Then my circle of Christian colleagues expanded and I got to know ... really know ... committed, faithful Christians like Ted. I've learned to appreciate that those who know and serve Christ is a much larger, broader, and diverse people than I ever realized. I'm learning, too, that the beliefs and views of others that seem to prevent relationship disappear or become less divisive when we get to know each other as fellow human beings trying to live out faith in the tough real world.
As Ted's casket was carried down the aisle during the funeral's recessional hymn, I said a prayer of thanks. Thanks to God not only for knowing Ted, but for the gift that Ted (and many like him) have given me: The gift of better understanding, respecting, and appreciating the wideness of God's Kingdom. "Thanks Ted! I think I'm a better person for knowing you."
While most of us believe a heaven awaits at the end of this earthly journey, none really knows what heaven will be like. A few like to think they know, but no one here really knows. Through faith in Jesus though, we do know it will be good ... and that there will be many rooms. "If that were not so, would I have told you that I am going there to prepare a place for you?" (John 14:2) But, the nature of heaven is something we do like to speculate about ... sometimes in fun, other times seriously. Streets of gold? Being greeted by all our loved ones? The women stunning, the men slim and trim?

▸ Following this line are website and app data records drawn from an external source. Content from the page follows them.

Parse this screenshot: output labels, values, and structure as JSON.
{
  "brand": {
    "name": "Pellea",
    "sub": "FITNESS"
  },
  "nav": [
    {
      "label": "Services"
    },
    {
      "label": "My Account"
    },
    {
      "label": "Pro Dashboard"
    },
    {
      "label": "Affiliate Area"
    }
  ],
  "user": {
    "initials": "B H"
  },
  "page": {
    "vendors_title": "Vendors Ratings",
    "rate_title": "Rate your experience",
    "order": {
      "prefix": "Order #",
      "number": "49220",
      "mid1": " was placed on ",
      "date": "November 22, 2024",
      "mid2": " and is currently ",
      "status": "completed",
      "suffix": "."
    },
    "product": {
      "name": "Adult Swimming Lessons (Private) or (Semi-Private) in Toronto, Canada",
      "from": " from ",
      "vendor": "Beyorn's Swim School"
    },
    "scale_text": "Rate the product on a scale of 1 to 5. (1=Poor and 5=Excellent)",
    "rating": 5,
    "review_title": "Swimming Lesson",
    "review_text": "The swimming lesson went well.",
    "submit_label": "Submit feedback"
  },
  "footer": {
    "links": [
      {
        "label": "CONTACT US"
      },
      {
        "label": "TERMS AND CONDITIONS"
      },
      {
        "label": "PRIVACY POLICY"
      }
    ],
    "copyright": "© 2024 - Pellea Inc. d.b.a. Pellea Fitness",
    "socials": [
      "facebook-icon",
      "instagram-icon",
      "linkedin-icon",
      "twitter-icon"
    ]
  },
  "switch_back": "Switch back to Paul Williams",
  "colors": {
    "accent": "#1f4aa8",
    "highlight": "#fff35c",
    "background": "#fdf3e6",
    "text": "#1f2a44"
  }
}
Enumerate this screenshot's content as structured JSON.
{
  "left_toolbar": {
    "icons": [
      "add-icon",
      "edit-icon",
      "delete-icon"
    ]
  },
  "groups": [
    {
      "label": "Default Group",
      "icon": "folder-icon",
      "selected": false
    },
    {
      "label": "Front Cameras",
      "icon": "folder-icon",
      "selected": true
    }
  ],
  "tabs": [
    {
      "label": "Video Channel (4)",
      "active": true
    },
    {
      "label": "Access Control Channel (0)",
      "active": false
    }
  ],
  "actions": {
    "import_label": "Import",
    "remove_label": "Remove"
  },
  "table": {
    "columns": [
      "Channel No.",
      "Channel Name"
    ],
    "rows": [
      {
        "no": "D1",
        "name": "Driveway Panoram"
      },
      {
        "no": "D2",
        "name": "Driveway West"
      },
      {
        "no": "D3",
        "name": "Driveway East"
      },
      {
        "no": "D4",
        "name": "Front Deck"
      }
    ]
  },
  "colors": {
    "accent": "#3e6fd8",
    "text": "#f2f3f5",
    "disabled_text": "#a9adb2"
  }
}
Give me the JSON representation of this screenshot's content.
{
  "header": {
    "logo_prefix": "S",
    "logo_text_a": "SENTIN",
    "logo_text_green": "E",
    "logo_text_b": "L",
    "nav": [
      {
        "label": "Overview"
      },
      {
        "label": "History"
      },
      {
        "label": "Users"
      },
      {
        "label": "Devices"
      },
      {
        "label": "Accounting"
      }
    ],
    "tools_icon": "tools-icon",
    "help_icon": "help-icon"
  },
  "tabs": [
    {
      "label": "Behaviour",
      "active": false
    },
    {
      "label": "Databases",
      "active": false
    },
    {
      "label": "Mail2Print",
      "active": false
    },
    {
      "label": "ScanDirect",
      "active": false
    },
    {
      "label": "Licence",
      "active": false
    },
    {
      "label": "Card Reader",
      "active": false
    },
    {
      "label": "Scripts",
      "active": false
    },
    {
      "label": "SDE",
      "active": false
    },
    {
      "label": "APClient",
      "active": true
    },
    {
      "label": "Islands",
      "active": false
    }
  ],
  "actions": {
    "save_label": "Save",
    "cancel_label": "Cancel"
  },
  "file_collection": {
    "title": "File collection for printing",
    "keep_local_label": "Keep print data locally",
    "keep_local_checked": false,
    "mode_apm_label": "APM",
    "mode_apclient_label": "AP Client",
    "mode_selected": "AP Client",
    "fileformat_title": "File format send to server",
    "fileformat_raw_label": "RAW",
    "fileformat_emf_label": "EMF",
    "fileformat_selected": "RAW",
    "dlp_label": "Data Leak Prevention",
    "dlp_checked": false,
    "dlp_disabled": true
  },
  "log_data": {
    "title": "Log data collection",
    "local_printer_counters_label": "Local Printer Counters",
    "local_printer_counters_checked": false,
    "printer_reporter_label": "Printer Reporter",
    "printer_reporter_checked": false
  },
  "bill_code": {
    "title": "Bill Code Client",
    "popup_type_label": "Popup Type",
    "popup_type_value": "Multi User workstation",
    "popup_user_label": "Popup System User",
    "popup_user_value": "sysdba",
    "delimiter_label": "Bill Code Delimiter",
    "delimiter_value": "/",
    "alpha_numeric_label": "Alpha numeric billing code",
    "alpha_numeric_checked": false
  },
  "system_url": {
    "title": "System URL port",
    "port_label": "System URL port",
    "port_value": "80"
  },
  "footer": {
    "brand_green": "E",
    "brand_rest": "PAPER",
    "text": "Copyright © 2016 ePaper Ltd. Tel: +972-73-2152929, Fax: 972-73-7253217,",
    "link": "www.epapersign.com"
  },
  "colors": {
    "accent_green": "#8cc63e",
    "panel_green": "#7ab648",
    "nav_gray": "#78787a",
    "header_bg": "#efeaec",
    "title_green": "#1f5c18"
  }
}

Ted, here is one of my speculations: You know when on earth, Jesus' first miracle was at the wedding feast where he turned water into wine (the best wine of the feast!). When you are passing into that phase of Eternal Life, I see Jesus standing there waiting, you shuffling toward him with that infectious grin. His hand is out, but not for a shake of greeting. In his hand is a glass of cabernet sauvignon. "A glass of my finest, Ted. Welcome my good and faithful servant! ... Later I'll show you a favorite trout stream."
At this year's Men's Retreat, Ted, I guess I'll smoke my cigar alone. But, I will think of you as I watch the smoke circle its way to the heavens.